Stored data entries:
=-=-=

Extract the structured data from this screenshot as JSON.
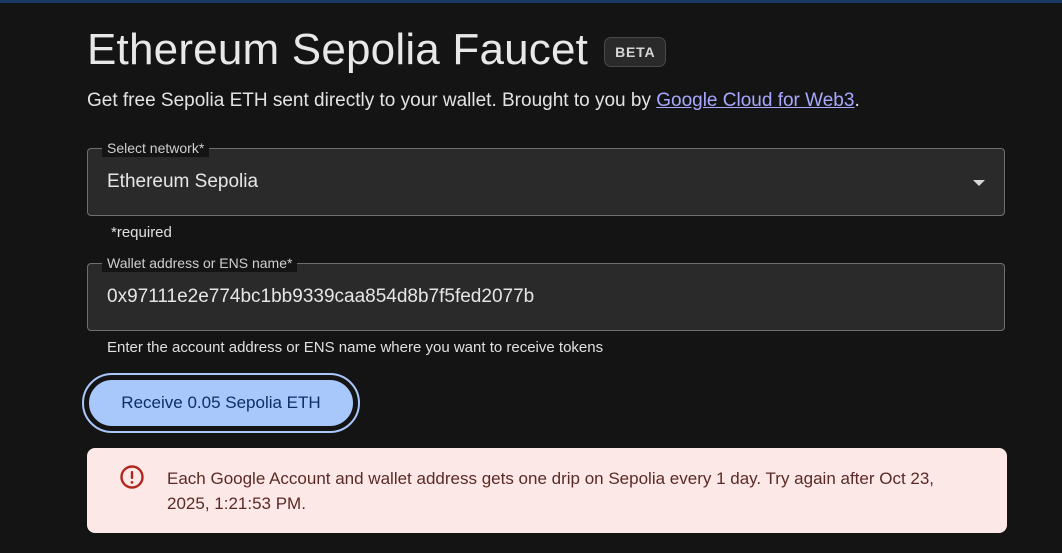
{
  "header": {
    "title": "Ethereum Sepolia Faucet",
    "badge": "BETA",
    "subtitle_prefix": "Get free Sepolia ETH sent directly to your wallet. Brought to you by ",
    "subtitle_link": "Google Cloud for Web3",
    "subtitle_suffix": "."
  },
  "network_field": {
    "label": "Select network*",
    "value": "Ethereum Sepolia",
    "helper": "*required",
    "icon": "chevron-down-icon"
  },
  "wallet_field": {
    "label": "Wallet address or ENS name*",
    "value": "0x97111e2e774bc1bb9339caa854d8b7f5fed2077b",
    "helper": "Enter the account address or ENS name where you want to receive tokens"
  },
  "receive_button": {
    "label": "Receive 0.05 Sepolia ETH"
  },
  "alert": {
    "icon": "error-circle-icon",
    "message": "Each Google Account and wallet address gets one drip on Sepolia every 1 day. Try again after Oct 23, 2025, 1:21:53 PM."
  },
  "colors": {
    "background": "#141414",
    "accent": "#a8c7fa",
    "link": "#a8a8ff",
    "alert_bg": "#fce8e6",
    "alert_icon": "#b3261e"
  }
}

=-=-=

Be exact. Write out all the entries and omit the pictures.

Solution to this problem:
Extract the structured data from this screenshot as JSON.
{
  "header": {
    "title": "Ethereum Sepolia Faucet",
    "badge": "BETA",
    "subtitle_prefix": "Get free Sepolia ETH sent directly to your wallet. Brought to you by ",
    "subtitle_link": "Google Cloud for Web3",
    "subtitle_suffix": "."
  },
  "network_field": {
    "label": "Select network*",
    "value": "Ethereum Sepolia",
    "helper": "*required",
    "icon": "chevron-down-icon"
  },
  "wallet_field": {
    "label": "Wallet address or ENS name*",
    "value": "0x97111e2e774bc1bb9339caa854d8b7f5fed2077b",
    "helper": "Enter the account address or ENS name where you want to receive tokens"
  },
  "receive_button": {
    "label": "Receive 0.05 Sepolia ETH"
  },
  "alert": {
    "icon": "error-circle-icon",
    "message": "Each Google Account and wallet address gets one drip on Sepolia every 1 day. Try again after Oct 23, 2025, 1:21:53 PM."
  },
  "colors": {
    "background": "#141414",
    "accent": "#a8c7fa",
    "link": "#a8a8ff",
    "alert_bg": "#fce8e6",
    "alert_icon": "#b3261e"
  }
}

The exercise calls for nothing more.